DATA FOR PROCESSING:
====

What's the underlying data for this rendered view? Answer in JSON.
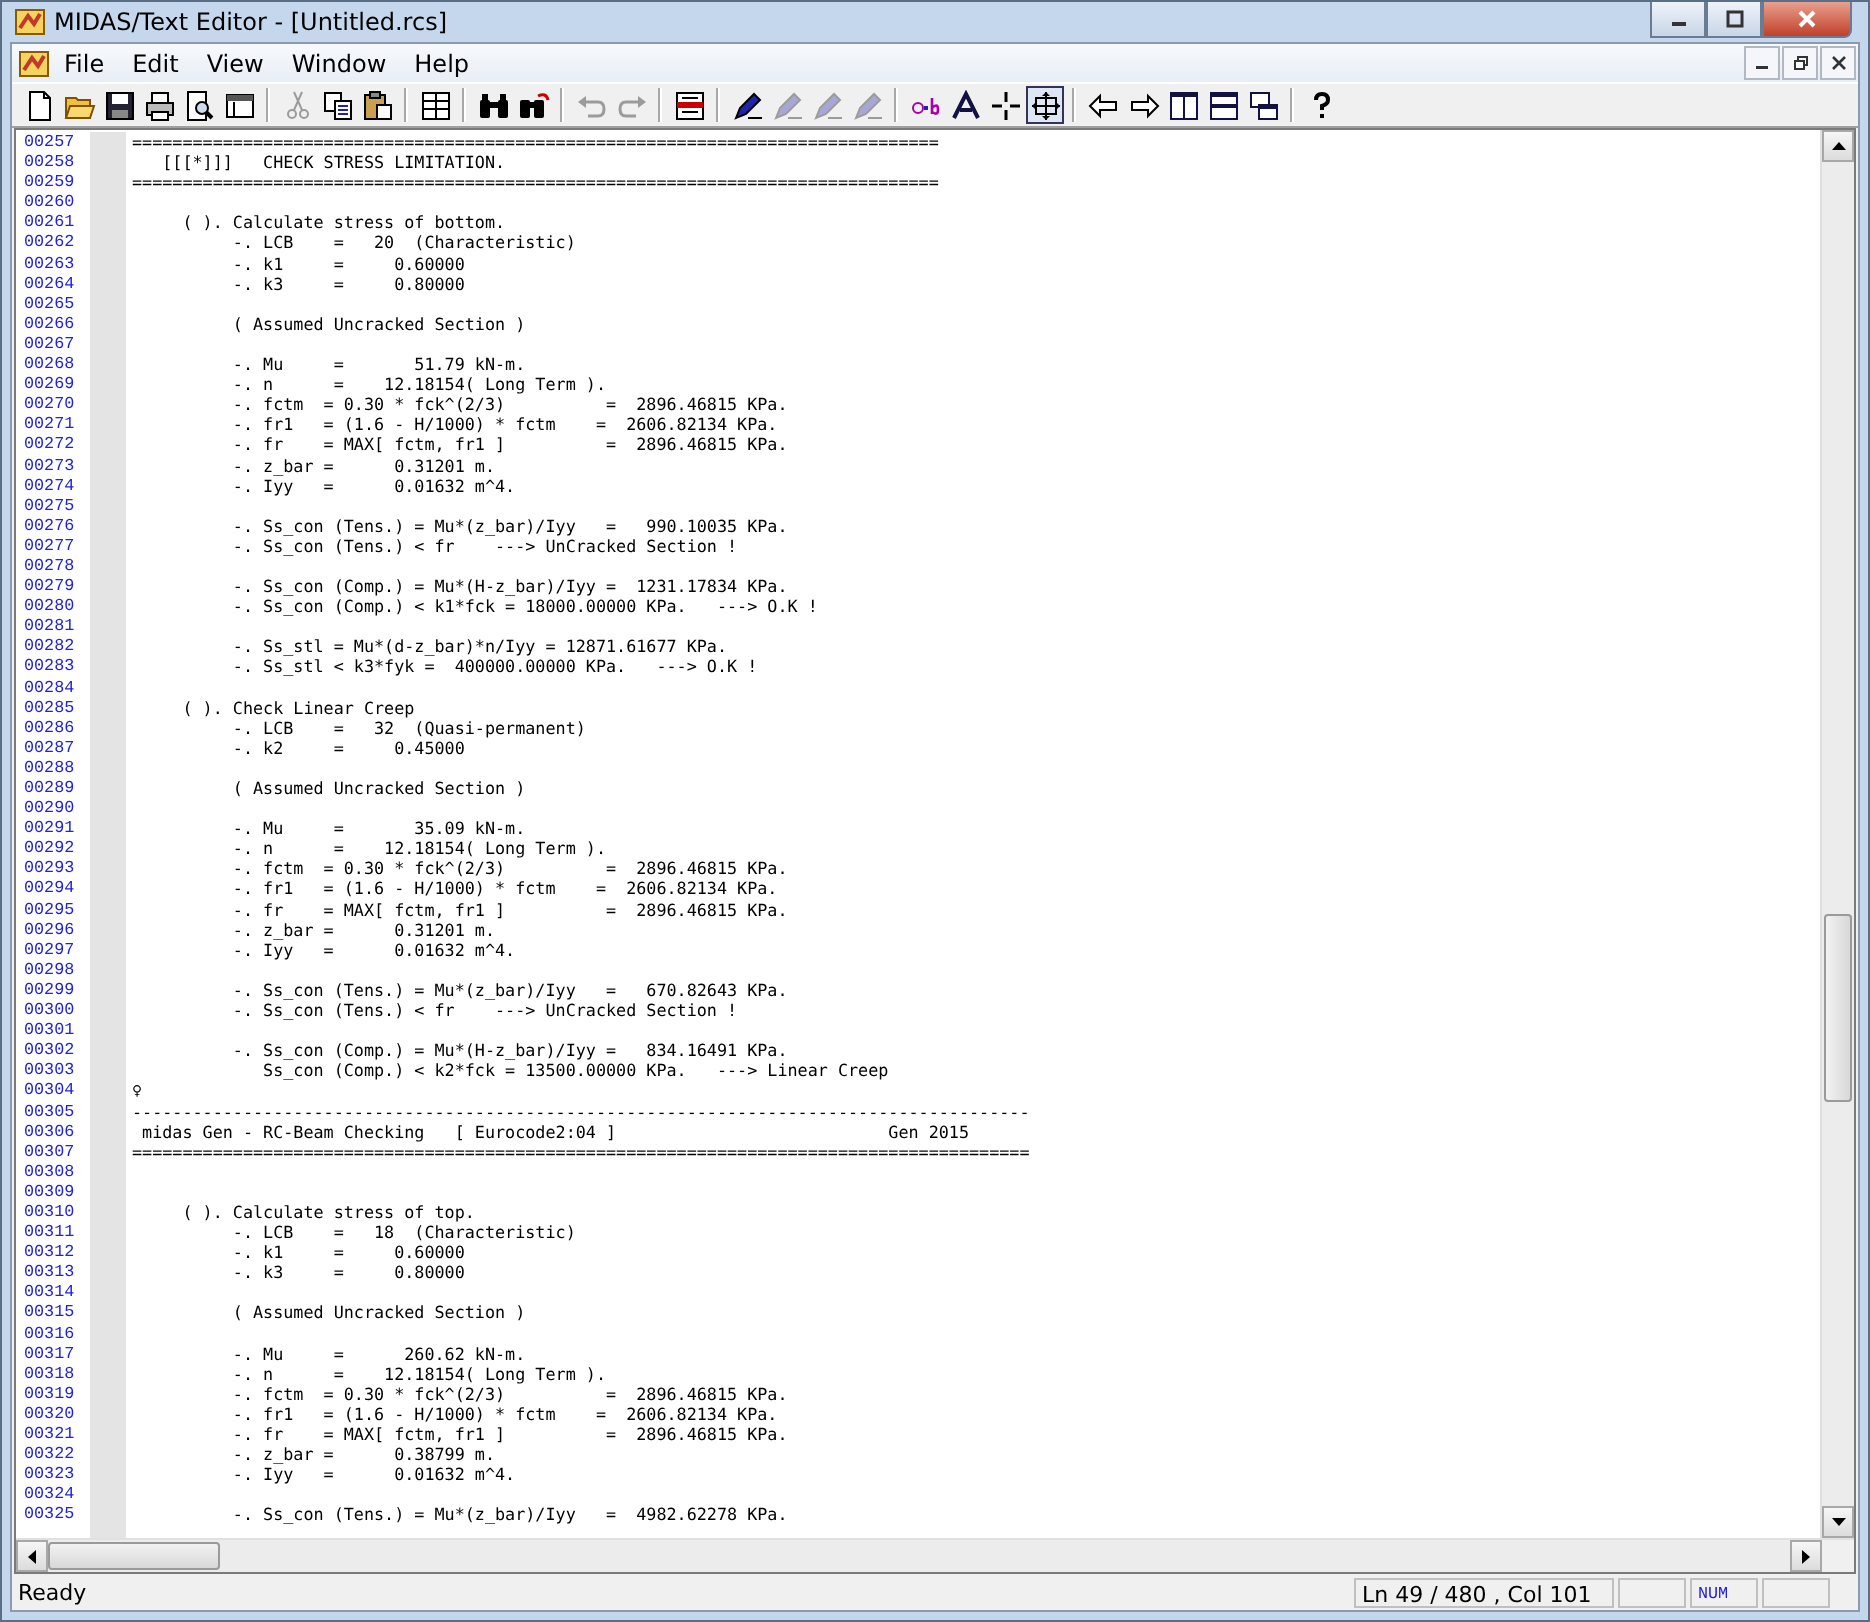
{
  "window": {
    "title": "MIDAS/Text Editor - [Untitled.rcs]"
  },
  "menu": [
    {
      "label": "File"
    },
    {
      "label": "Edit"
    },
    {
      "label": "View"
    },
    {
      "label": "Window"
    },
    {
      "label": "Help"
    }
  ],
  "toolbar": [
    {
      "kind": "new",
      "disabled": false,
      "pressed": false
    },
    {
      "kind": "open",
      "disabled": false,
      "pressed": false
    },
    {
      "kind": "save",
      "disabled": false,
      "pressed": false
    },
    {
      "kind": "print",
      "disabled": false,
      "pressed": false
    },
    {
      "kind": "preview",
      "disabled": false,
      "pressed": false
    },
    {
      "kind": "panel",
      "disabled": false,
      "pressed": false
    },
    {
      "kind": "separator"
    },
    {
      "kind": "cut",
      "disabled": true,
      "pressed": false
    },
    {
      "kind": "copy",
      "disabled": false,
      "pressed": false
    },
    {
      "kind": "paste",
      "disabled": false,
      "pressed": false
    },
    {
      "kind": "separator"
    },
    {
      "kind": "grid",
      "disabled": false,
      "pressed": false
    },
    {
      "kind": "separator"
    },
    {
      "kind": "find",
      "disabled": false,
      "pressed": false
    },
    {
      "kind": "replace",
      "disabled": false,
      "pressed": false
    },
    {
      "kind": "separator"
    },
    {
      "kind": "undo",
      "disabled": true,
      "pressed": false
    },
    {
      "kind": "redo",
      "disabled": true,
      "pressed": false
    },
    {
      "kind": "separator"
    },
    {
      "kind": "bookmark",
      "disabled": false,
      "pressed": false
    },
    {
      "kind": "separator"
    },
    {
      "kind": "pen",
      "disabled": false,
      "pressed": false
    },
    {
      "kind": "pen",
      "disabled": true,
      "pressed": false
    },
    {
      "kind": "pen",
      "disabled": true,
      "pressed": false
    },
    {
      "kind": "pen",
      "disabled": true,
      "pressed": false
    },
    {
      "kind": "separator"
    },
    {
      "kind": "ab",
      "disabled": false,
      "pressed": false
    },
    {
      "kind": "font",
      "disabled": false,
      "pressed": false
    },
    {
      "kind": "cross",
      "disabled": false,
      "pressed": false
    },
    {
      "kind": "move",
      "disabled": false,
      "pressed": true
    },
    {
      "kind": "separator"
    },
    {
      "kind": "left",
      "disabled": false,
      "pressed": false
    },
    {
      "kind": "right",
      "disabled": false,
      "pressed": false
    },
    {
      "kind": "columns",
      "disabled": false,
      "pressed": false
    },
    {
      "kind": "rows",
      "disabled": false,
      "pressed": false
    },
    {
      "kind": "cascade",
      "disabled": false,
      "pressed": false
    },
    {
      "kind": "separator"
    },
    {
      "kind": "help",
      "disabled": false,
      "pressed": false
    }
  ],
  "editor": {
    "lines": [
      {
        "number": "00257",
        "text": "================================================================================"
      },
      {
        "number": "00258",
        "text": "   [[[*]]]   CHECK STRESS LIMITATION."
      },
      {
        "number": "00259",
        "text": "================================================================================"
      },
      {
        "number": "00260"
      },
      {
        "number": "00261",
        "text": "     ( ). Calculate stress of bottom."
      },
      {
        "number": "00262",
        "text": "          -. LCB    =   20  (Characteristic)"
      },
      {
        "number": "00263",
        "text": "          -. k1     =     0.60000"
      },
      {
        "number": "00264",
        "text": "          -. k3     =     0.80000"
      },
      {
        "number": "00265"
      },
      {
        "number": "00266",
        "text": "          ( Assumed Uncracked Section )"
      },
      {
        "number": "00267"
      },
      {
        "number": "00268",
        "text": "          -. Mu     =       51.79 kN-m."
      },
      {
        "number": "00269",
        "text": "          -. n      =    12.18154( Long Term )."
      },
      {
        "number": "00270",
        "text": "          -. fctm  = 0.30 * fck^(2/3)          =  2896.46815 KPa."
      },
      {
        "number": "00271",
        "text": "          -. fr1   = (1.6 - H/1000) * fctm    =  2606.82134 KPa."
      },
      {
        "number": "00272",
        "text": "          -. fr    = MAX[ fctm, fr1 ]          =  2896.46815 KPa."
      },
      {
        "number": "00273",
        "text": "          -. z_bar =      0.31201 m."
      },
      {
        "number": "00274",
        "text": "          -. Iyy   =      0.01632 m^4."
      },
      {
        "number": "00275"
      },
      {
        "number": "00276",
        "text": "          -. Ss_con (Tens.) = Mu*(z_bar)/Iyy   =   990.10035 KPa."
      },
      {
        "number": "00277",
        "text": "          -. Ss_con (Tens.) < fr    ---> UnCracked Section !"
      },
      {
        "number": "00278"
      },
      {
        "number": "00279",
        "text": "          -. Ss_con (Comp.) = Mu*(H-z_bar)/Iyy =  1231.17834 KPa."
      },
      {
        "number": "00280",
        "text": "          -. Ss_con (Comp.) < k1*fck = 18000.00000 KPa.   ---> O.K !"
      },
      {
        "number": "00281"
      },
      {
        "number": "00282",
        "text": "          -. Ss_stl = Mu*(d-z_bar)*n/Iyy = 12871.61677 KPa."
      },
      {
        "number": "00283",
        "text": "          -. Ss_stl < k3*fyk =  400000.00000 KPa.   ---> O.K !"
      },
      {
        "number": "00284"
      },
      {
        "number": "00285",
        "text": "     ( ). Check Linear Creep"
      },
      {
        "number": "00286",
        "text": "          -. LCB    =   32  (Quasi-permanent)"
      },
      {
        "number": "00287",
        "text": "          -. k2     =     0.45000"
      },
      {
        "number": "00288"
      },
      {
        "number": "00289",
        "text": "          ( Assumed Uncracked Section )"
      },
      {
        "number": "00290"
      },
      {
        "number": "00291",
        "text": "          -. Mu     =       35.09 kN-m."
      },
      {
        "number": "00292",
        "text": "          -. n      =    12.18154( Long Term )."
      },
      {
        "number": "00293",
        "text": "          -. fctm  = 0.30 * fck^(2/3)          =  2896.46815 KPa."
      },
      {
        "number": "00294",
        "text": "          -. fr1   = (1.6 - H/1000) * fctm    =  2606.82134 KPa."
      },
      {
        "number": "00295",
        "text": "          -. fr    = MAX[ fctm, fr1 ]          =  2896.46815 KPa."
      },
      {
        "number": "00296",
        "text": "          -. z_bar =      0.31201 m."
      },
      {
        "number": "00297",
        "text": "          -. Iyy   =      0.01632 m^4."
      },
      {
        "number": "00298"
      },
      {
        "number": "00299",
        "text": "          -. Ss_con (Tens.) = Mu*(z_bar)/Iyy   =   670.82643 KPa."
      },
      {
        "number": "00300",
        "text": "          -. Ss_con (Tens.) < fr    ---> UnCracked Section !"
      },
      {
        "number": "00301"
      },
      {
        "number": "00302",
        "text": "          -. Ss_con (Comp.) = Mu*(H-z_bar)/Iyy =   834.16491 KPa."
      },
      {
        "number": "00303",
        "text": "             Ss_con (Comp.) < k2*fck = 13500.00000 KPa.   ---> Linear Creep"
      },
      {
        "number": "00304",
        "text": "♀"
      },
      {
        "number": "00305",
        "text": "-----------------------------------------------------------------------------------------"
      },
      {
        "number": "00306",
        "text": " midas Gen - RC-Beam Checking   [ Eurocode2:04 ]                           Gen 2015"
      },
      {
        "number": "00307",
        "text": "========================================================================================="
      },
      {
        "number": "00308"
      },
      {
        "number": "00309"
      },
      {
        "number": "00310",
        "text": "     ( ). Calculate stress of top."
      },
      {
        "number": "00311",
        "text": "          -. LCB    =   18  (Characteristic)"
      },
      {
        "number": "00312",
        "text": "          -. k1     =     0.60000"
      },
      {
        "number": "00313",
        "text": "          -. k3     =     0.80000"
      },
      {
        "number": "00314"
      },
      {
        "number": "00315",
        "text": "          ( Assumed Uncracked Section )"
      },
      {
        "number": "00316"
      },
      {
        "number": "00317",
        "text": "          -. Mu     =      260.62 kN-m."
      },
      {
        "number": "00318",
        "text": "          -. n      =    12.18154( Long Term )."
      },
      {
        "number": "00319",
        "text": "          -. fctm  = 0.30 * fck^(2/3)          =  2896.46815 KPa."
      },
      {
        "number": "00320",
        "text": "          -. fr1   = (1.6 - H/1000) * fctm    =  2606.82134 KPa."
      },
      {
        "number": "00321",
        "text": "          -. fr    = MAX[ fctm, fr1 ]          =  2896.46815 KPa."
      },
      {
        "number": "00322",
        "text": "          -. z_bar =      0.38799 m."
      },
      {
        "number": "00323",
        "text": "          -. Iyy   =      0.01632 m^4."
      },
      {
        "number": "00324"
      },
      {
        "number": "00325",
        "text": "          -. Ss_con (Tens.) = Mu*(z_bar)/Iyy   =  4982.62278 KPa."
      }
    ]
  },
  "status_bar": {
    "message": "Ready",
    "position": "Ln 49 / 480 , Col 101",
    "indicator": "NUM"
  }
}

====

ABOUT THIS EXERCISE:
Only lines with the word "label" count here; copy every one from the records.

TASK OUTPUT:
      "label": "File"
      "label": "Edit"
      "label": "View"
      "label": "Window"
      "label": "Help"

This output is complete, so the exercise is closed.